For most of the country, the waning weeks of November and approach of December can only mean one thing: Cold temperatures will come knocking very soon. “Cold” is of course a term that’s defined by those experiencing it, but temperatures inside your home dropping below 60 degrees is bound to be uncomfortable. According to state estimates, the average winter temperature across Virginia in January can range anywhere from 19 degrees in the northern regions of the state to a high of 48 degrees in the Chesapeake Bay and Eastern Shore regions. If you ask us, neither of these two numbers are all that warm.
That’s why we’re happy to see The Virginian-Pilot newspaper recently taking time out to run through the different types of home insulation and how homeowners can decide which type is the right fit for the residence and unique situation. According to the Nov. 18, 2017 article, those in the position to have new insulation applied have an advantage over homeowners who don’t. That means new constructions, renovations or those without existing electrical and plumbing systems that could interfere with application should take time out to learn more about their options.
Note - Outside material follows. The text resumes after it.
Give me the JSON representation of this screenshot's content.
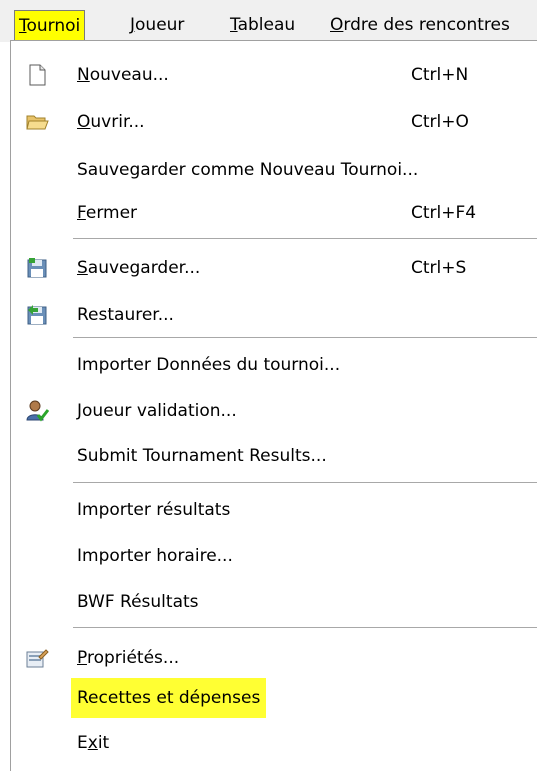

Per the article, foam sprays and paper-backed fiberglass insulations are some of the most convenient, effective and popular options currently on the market. Taking the foam route typically offers consumers two options: open and closed. Not only is closed-cell polyurethane spray proven to be the most effective at trapping heat inside, it also expands some 30 times its size after application and creates a dense barrier filled with inert gas-packed bubbles. The perks of an open-cell spray include sound insulation on top of applications to crawl spaces, attics and ceilings. As the newspaper puts it, open-cell polyurethane spray is “soft and lightweight and can be blown into the oddest-shaped and hardest-to-reach spaces.” The article goes on to address the other two popular insulation options – fiberglass and cotton batts – as “an effective and very economical choice.” The caveat here is that hard-to-reach spaces are best served through the aforementioned sprays but a trained insulation expert should be consulted when you’re making that decision.
No matter which route you choose, you’ll be saving untold amounts of money on utility bills. Think about it this way: A well-insulated home that doesn’t let expensive heat escape through unseen cracks is a structure that works for you. For those ready to find a skilled and local insulation company capable of sealing attics, crawlspaces and interior walls so that your home remains warm in the winter, you’ll be taking proactive measures sure to pay off in the end.